Vehicle/Home Warranty

Travel (Airfare/Cruises)

The majority of travel and vacation scams are based on 'free' cruises and booking plane flights, but on occasion you may find other types mixed in too. While cruise based scams are most likely familiar to many people already, airfare variants will come as a new kind for most. Even though both are classified under the same category, they operate in very different ways.

Cruise scams: To start, cruise based scams are usually run by 'companies' based in America (more specifically, Florida), a person may come across a cruise scam through one or more of the following: a promotional offer received via physical mail, email or a cold call; through a lead generator (see section on Lead Generator scams), surveys or even word of mouth advertisement (which most seem to encourage themselves). The cruise will often be advertised as a 'free' "exclusive, promotional, limited time offer which you get only a single chance to claim". Whereas in reality, it actually runs all year long, and can be claimed multiple times by any person; not just those which received a call, email or piece of physical mail about it. But most importantly, it is nowhere close to being free. This 'free' label is only used as bait to lure people in, which once done, they will be finally informed of most additional charges, taxes, exceptions and caveats which should be considered. Some of these additional fees include government port tax ( for venturing outside of the starting country), fuel for the ship, parking; and sometimes food, hotel rooms (once the destination is reached) and other amenities. Whether or not tickets for an actual cruise are received by the customer depends on the distributor/reseller of the "empty or unused" cabins and whether or not such cabins even exist.

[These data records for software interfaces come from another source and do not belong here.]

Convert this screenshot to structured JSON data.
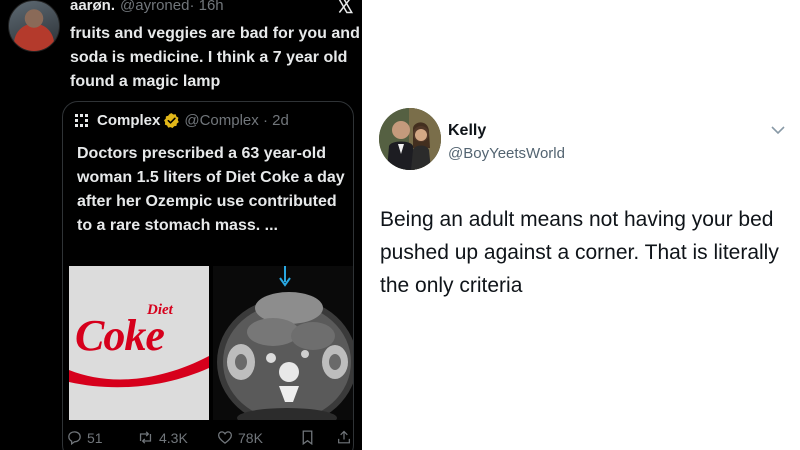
{
  "left_tweet": {
    "author_name": "aarøn.",
    "author_handle": "@ayroned",
    "timestamp": "· 16h",
    "text": "fruits and veggies are bad for you and soda is medicine. I think a 7 year old found a magic lamp",
    "quote": {
      "name": "Complex",
      "handle_time": "@Complex · 2d",
      "text": "Doctors prescribed a 63 year-old woman 1.5 liters of Diet Coke a day after her Ozempic use contributed to a rare stomach mass. ...",
      "image_left_text": {
        "diet": "Diet",
        "brand": "Coke"
      }
    },
    "actions": {
      "replies": "51",
      "reposts": "4.3K",
      "likes": "78K"
    }
  },
  "right_tweet": {
    "author_name": "Kelly",
    "author_handle": "@BoyYeetsWorld",
    "text": "Being an adult means not having your bed pushed up against a corner. That is literally the only criteria"
  },
  "colors": {
    "dark_bg": "#000000",
    "dark_text": "#e7e9ea",
    "muted": "#71767b",
    "verified_gold": "#e2b719",
    "coke_red": "#d6001c",
    "light_text": "#0f1419",
    "light_muted": "#536471"
  },
  "icons": [
    "x-logo-icon",
    "verified-badge-icon",
    "complex-logo-icon",
    "reply-icon",
    "repost-icon",
    "like-icon",
    "bookmark-icon",
    "share-icon",
    "chevron-down-icon",
    "ct-arrow-icon"
  ]
}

Some will send victims on lengthy journeys in hopes of getting a free cruise which in reality, they will never receive (you are urged on by being instructed to attend "just one more" seminar etc). Others will simply sell tickets for an average/below average cruise at a normal or ever so slightly cheaper price, at the cost of providing advertisement for the 'company' via positive text or video based reviews, attending seminars or being subscribed to receive promotional mail.

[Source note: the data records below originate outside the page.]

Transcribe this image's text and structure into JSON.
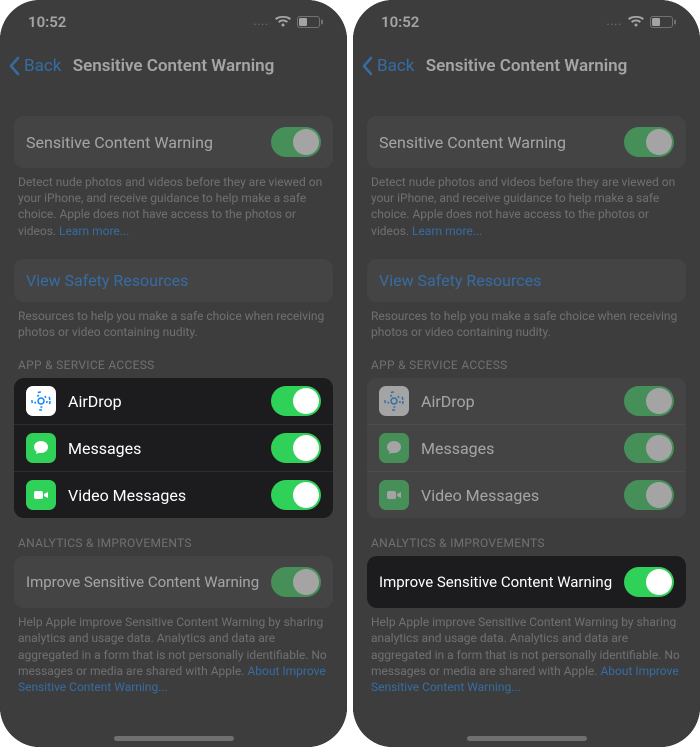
{
  "status": {
    "time": "10:52",
    "dots": "...."
  },
  "nav": {
    "back": "Back",
    "title": "Sensitive Content Warning"
  },
  "main_toggle": {
    "label": "Sensitive Content Warning",
    "on": true
  },
  "main_footer": {
    "text": "Detect nude photos and videos before they are viewed on your iPhone, and receive guidance to help make a safe choice. Apple does not have access to the photos or videos.",
    "link": "Learn more..."
  },
  "resources": {
    "label": "View Safety Resources",
    "footer": "Resources to help you make a safe choice when receiving photos or video containing nudity."
  },
  "apps_header": "APP & SERVICE ACCESS",
  "apps": [
    {
      "name": "AirDrop",
      "icon": "airdrop",
      "on": true
    },
    {
      "name": "Messages",
      "icon": "messages",
      "on": true
    },
    {
      "name": "Video Messages",
      "icon": "video",
      "on": true
    }
  ],
  "analytics_header": "ANALYTICS & IMPROVEMENTS",
  "analytics": {
    "label": "Improve Sensitive Content Warning",
    "on": true
  },
  "analytics_footer": {
    "text": "Help Apple improve Sensitive Content Warning by sharing analytics and usage data. Analytics and data are aggregated in a form that is not personally identifiable. No messages or media are shared with Apple.",
    "link": "About Improve Sensitive Content Warning..."
  }
}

Airfare scams: Airfare scams are not usually convoluted, advanced or clever regarding the way the actual scam is conducted, and most of the time, end up being a $100 to $200 additional fee added to the base price of a regular flight, but on occasion can end up worse. They attract victims by offering too good to be true prices, special offers, and discounts in order to lure you into buying tickets through them (a third party seller/reseller) instead of the official distributor, usually the airline company themselves. Although nothing is immediately wrong about purchasing tickets through a seller other than the official one, proceed with caution and study their website and/or terms of service and company/privacy policy very carefully. Some of these businesses will try to disguise themselves as one of many legitimate airline companies (American, Southwestern, Delta etc.) via imitation websites and social media accounts, while others will just go by their own name and directly state they are a third party. Regardless of which variant you encounter, the actual fraudulent part of their operation comes into play by one or many of the following ways; doing all "paper work" (whether it be via a computer online or physical paper) themselves, while you simply state your details over the phone to an agent, which will incur an additional charge (usually $100+). By charging you the full price of a round-trip flight, but later explaining that it's only one way, or by selling you completely invalid tickets which will be denied by the airlines database during pre-boarding ticket scanning.